Most people pick at their skin from time to time, but you may have skin picking disorder if you:
• Inability to resist the urge to pick at your skin
• Cause cuts, bleeding or bruising by picking your skin
• Pick moles, freckles, spots or scars to try to “smooth” or “perfect” them
• Don’t always realise you are picking your skin or do it when you are asleep
• Pick your skin when you feel anxious or stressed
• Feelings of tension or anxiety right before picking the skin.
• Feelings of relaxation or the release of tension immediately after picking the skin.
You may pick your skin with your fingers, fingernails, teeth, or with tools like tweezers, pins or scissors.

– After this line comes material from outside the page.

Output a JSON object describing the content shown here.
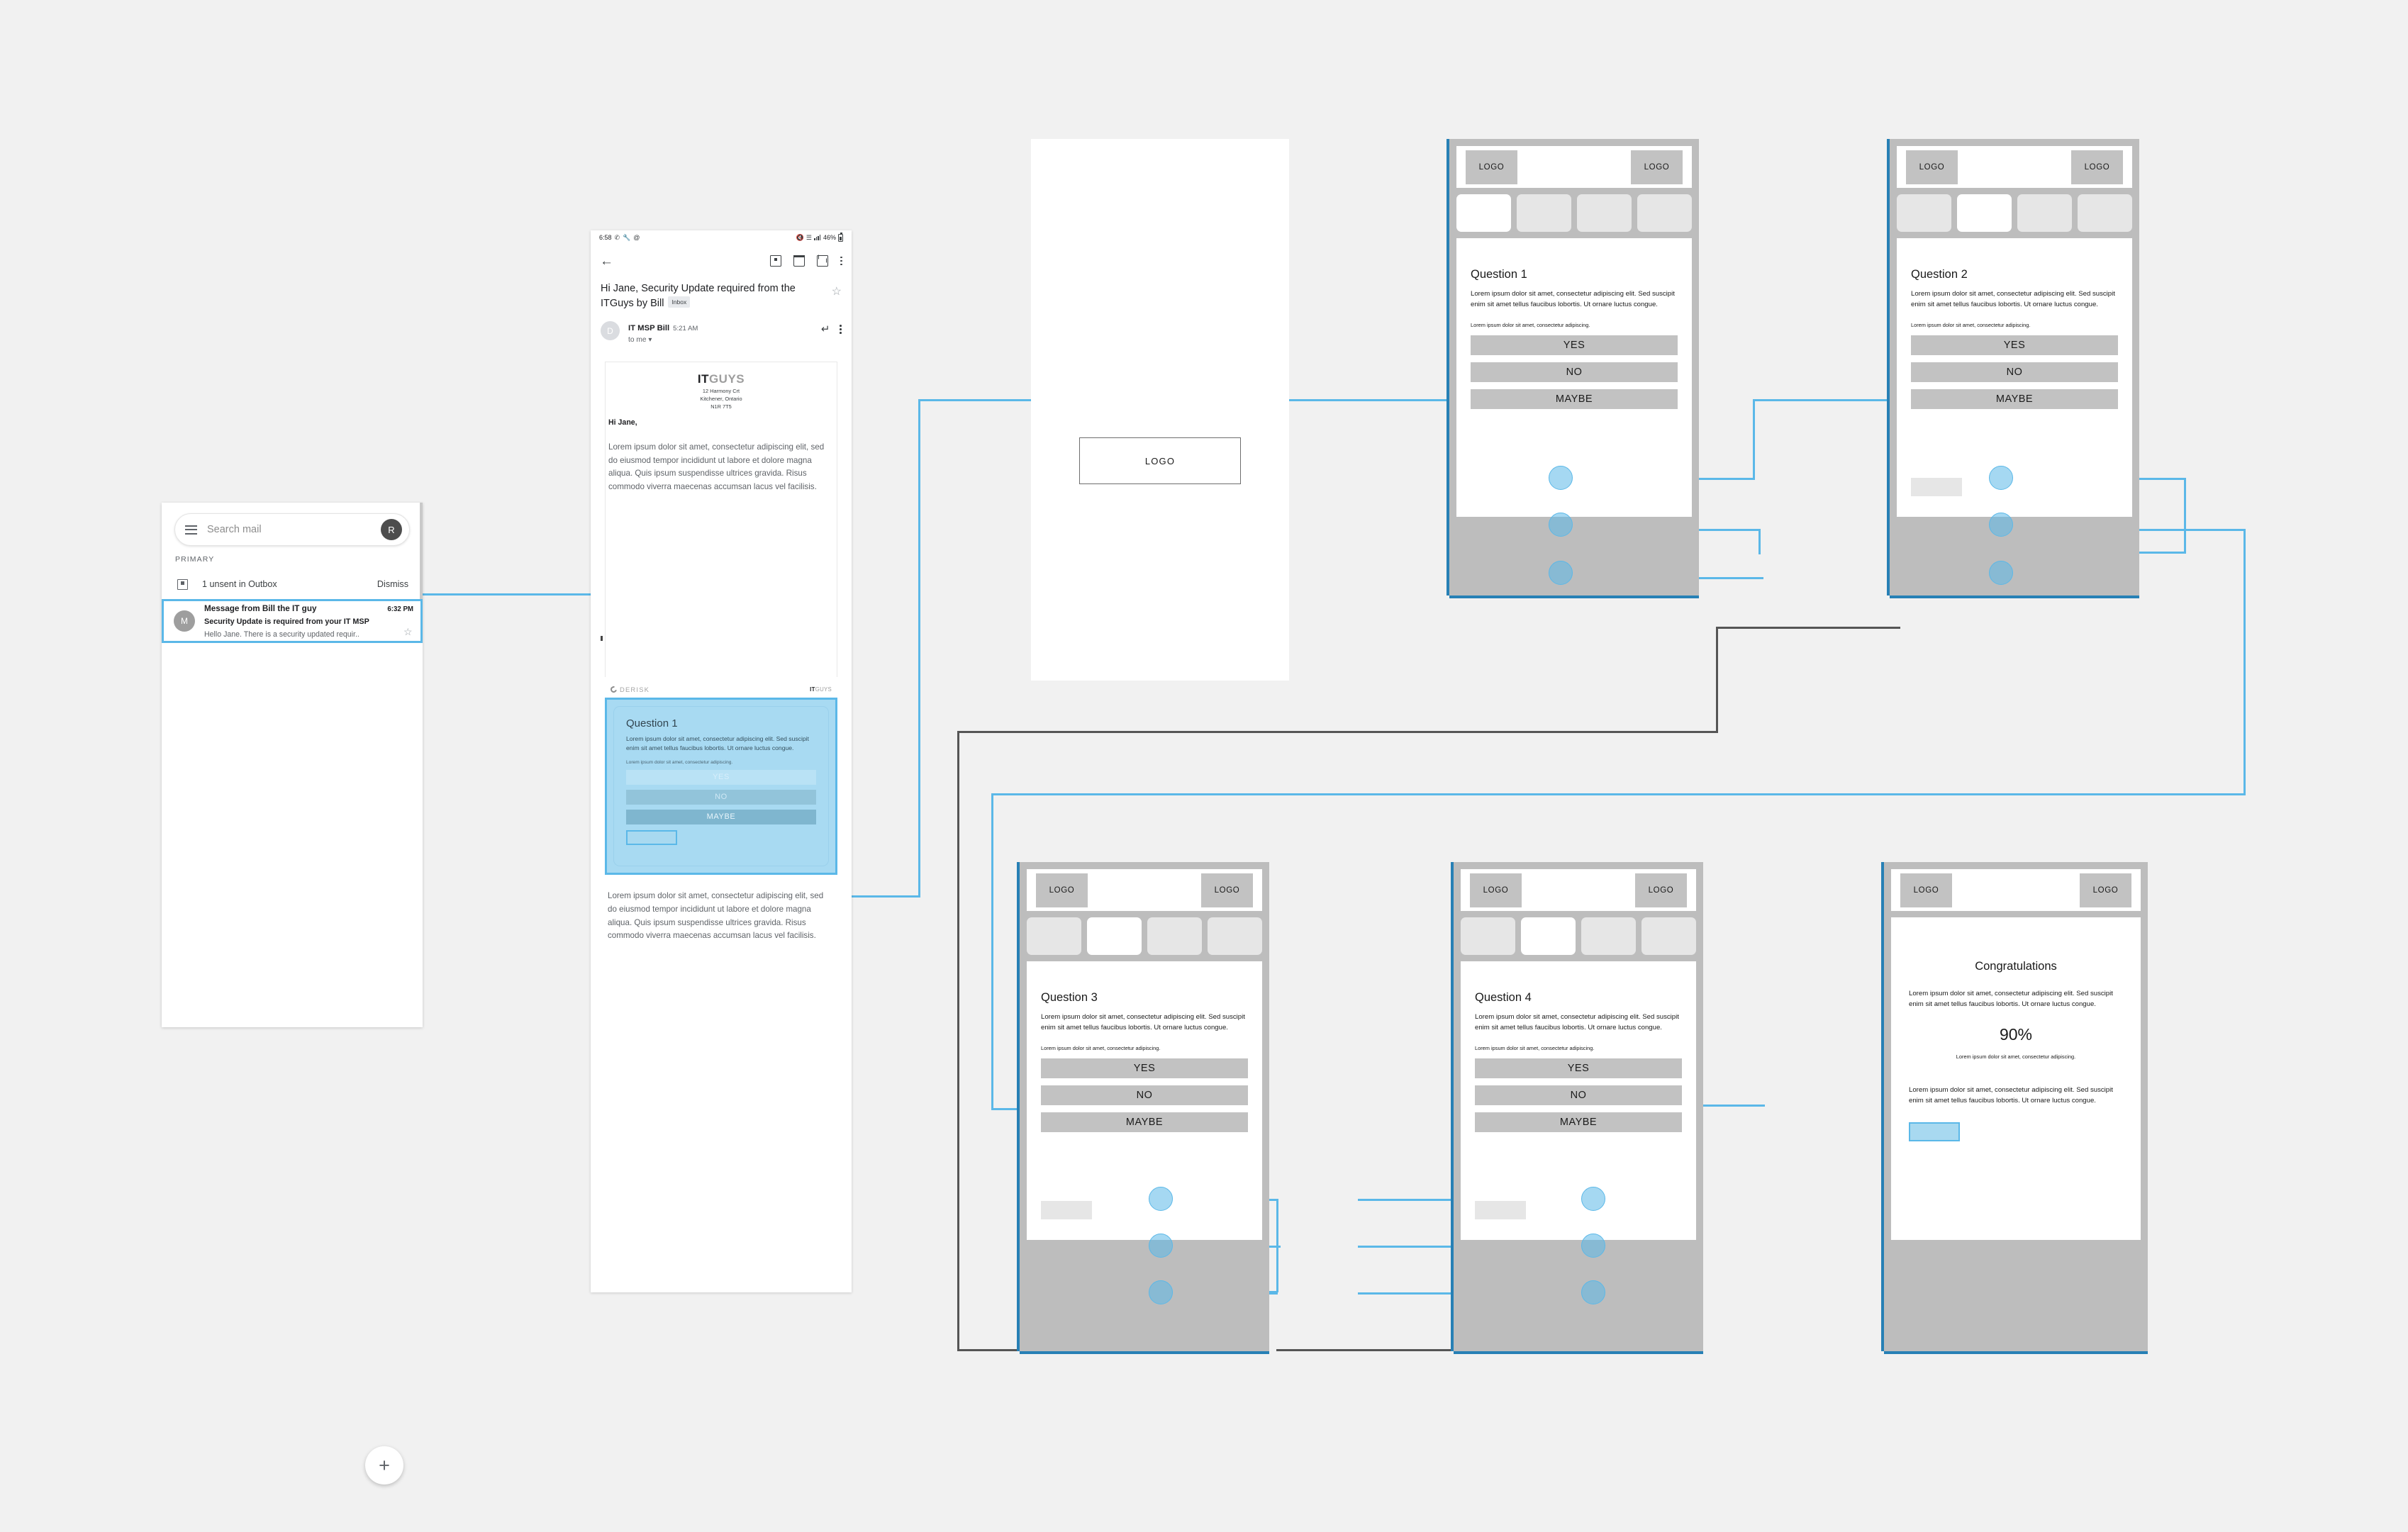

Well there we go, folks. A brief little window into the general world of compulsive skin picking. Now for some more personal experiences. As I said, it’s something I’m pretty sure I’ve done since I was at least a teenager (I’m 25 now). I do think it began as an anxiety response behaviour but it has since developed into a habitual action; I do it almost constantly and don’t even realise. The skin around my thumbnails is my main target area. I’m almost always fiddling with them in some way or at least touching them. Even as I’m typing this I’m rubbing my thumbs together in-between paragraphs. Or when I’m reading I’ll make sure I’m holding the book in such a way that lets me access my thumbs. For most of you this probably sounds utterly ridiculous. And I luckily don’t pick at them to the extent where I’ve caused any long-term damage; well, nothing that I’m aware of anyway. But the urge to pick is so overwhelming. I bought myself one of those squishy stress toys to keep my hands busy. It does the job when I remember to pick it up, otherwise I’m straight back to it. I think what it boils down to is this: I have to consciously think about not doing it. It’s not something I have to remind myself to do. It’s like breathing or blinking. A constant, habitual action that just…happens. If you sit there now and focus on not blinking, you feel the urge creeping up as your eyes begin to sting and water. Then once you do blink, you feel relief and possibly mild pleasure. Skin-picking is the same. It’s background noise that, when silenced, causes a bubbling anxiety and irresistible urge to start it up again. You become restless and focused solely on the thing you’re not doing but yearn to. So you take the background noise off of mute and the relief washes over you. It’s satisfying too. I’m looking at my dodgy thumbnails now, hoping that the sight of them will deter me from making them any worse. But I know it’s not that simple.